══ Material shown ══
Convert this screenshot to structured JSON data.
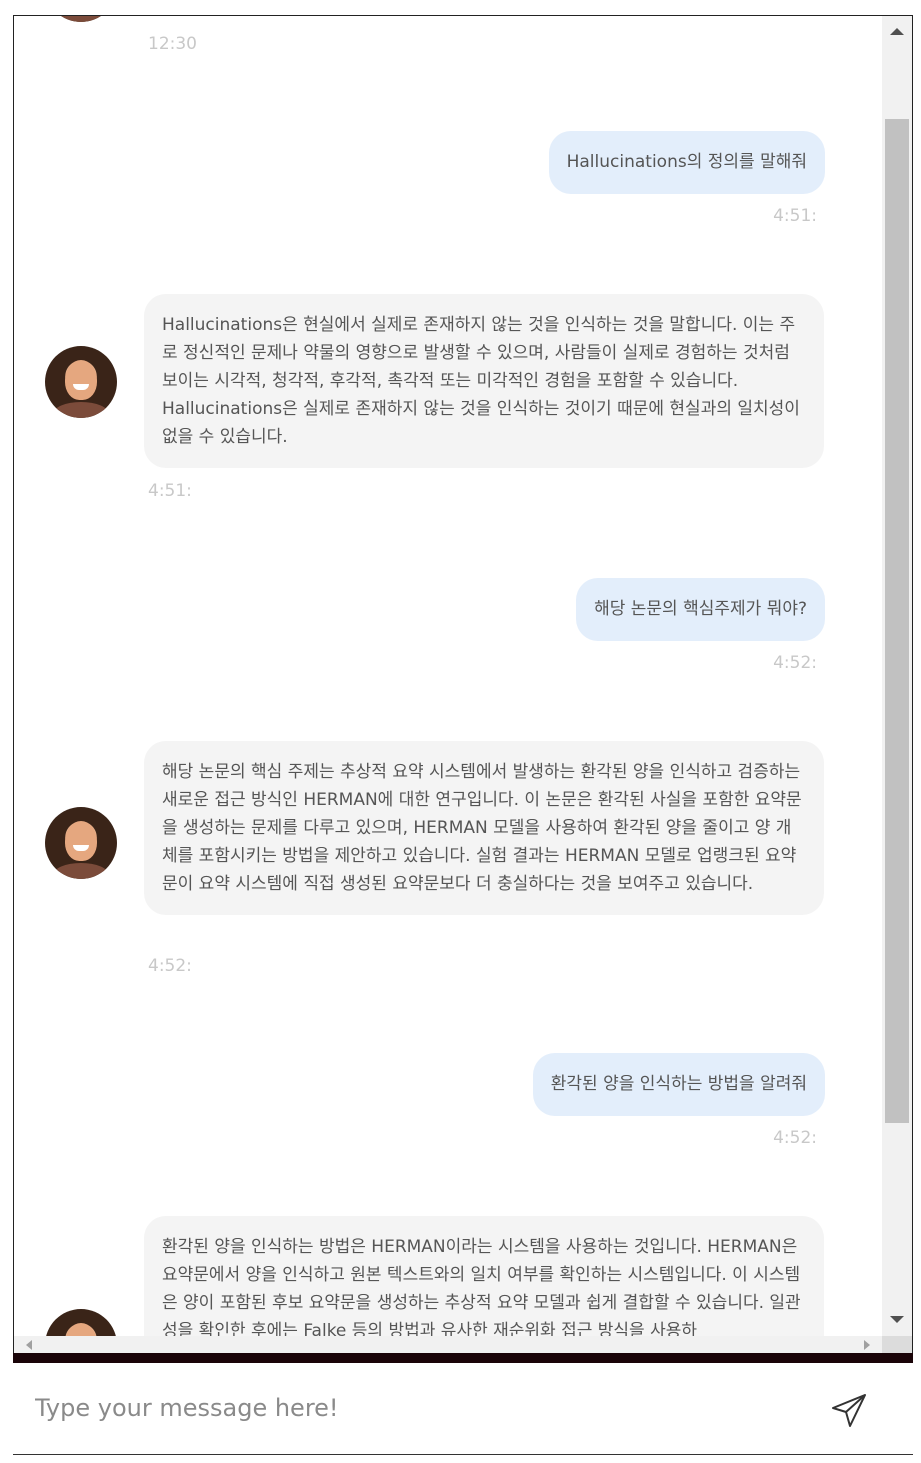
{
  "messages": [
    {
      "role": "bot",
      "time": "12:30"
    },
    {
      "role": "user",
      "text": "Hallucinations의 정의를 말해줘",
      "time": "4:51:"
    },
    {
      "role": "bot",
      "text": "Hallucinations은 현실에서 실제로 존재하지 않는 것을 인식하는 것을 말합니다. 이는 주로 정신적인 문제나 약물의 영향으로 발생할 수 있으며, 사람들이 실제로 경험하는 것처럼 보이는 시각적, 청각적, 후각적, 촉각적 또는 미각적인 경험을 포함할 수 있습니다. Hallucinations은 실제로 존재하지 않는 것을 인식하는 것이기 때문에 현실과의 일치성이 없을 수 있습니다.",
      "time": "4:51:"
    },
    {
      "role": "user",
      "text": "해당 논문의 핵심주제가 뭐야?",
      "time": "4:52:"
    },
    {
      "role": "bot",
      "text": "해당 논문의 핵심 주제는 추상적 요약 시스템에서 발생하는 환각된 양을 인식하고 검증하는 새로운 접근 방식인 HERMAN에 대한 연구입니다. 이 논문은 환각된 사실을 포함한 요약문을 생성하는 문제를 다루고 있으며, HERMAN 모델을 사용하여 환각된 양을 줄이고 양 개체를 포함시키는 방법을 제안하고 있습니다. 실험 결과는 HERMAN 모델로 업랭크된 요약문이 요약 시스템에 직접 생성된 요약문보다 더 충실하다는 것을 보여주고 있습니다.",
      "time": "4:52:"
    },
    {
      "role": "user",
      "text": "환각된 양을 인식하는 방법을 알려줘",
      "time": "4:52:"
    },
    {
      "role": "bot",
      "text": "환각된 양을 인식하는 방법은 HERMAN이라는 시스템을 사용하는 것입니다. HERMAN은 요약문에서 양을 인식하고 원본 텍스트와의 일치 여부를 확인하는 시스템입니다. 이 시스템은 양이 포함된 후보 요약문을 생성하는 추상적 요약 모델과 쉽게 결합할 수 있습니다. 일관성을 확인한 후에는 Falke 등의 방법과 유사한 재순위화 접근 방식을 사용하"
    }
  ],
  "input": {
    "placeholder": "Type your message here!",
    "value": ""
  },
  "icons": {
    "send": "send-paper-plane-icon",
    "avatar": "assistant-avatar"
  }
}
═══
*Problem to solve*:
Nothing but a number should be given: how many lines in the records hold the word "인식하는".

*The completed task*:
3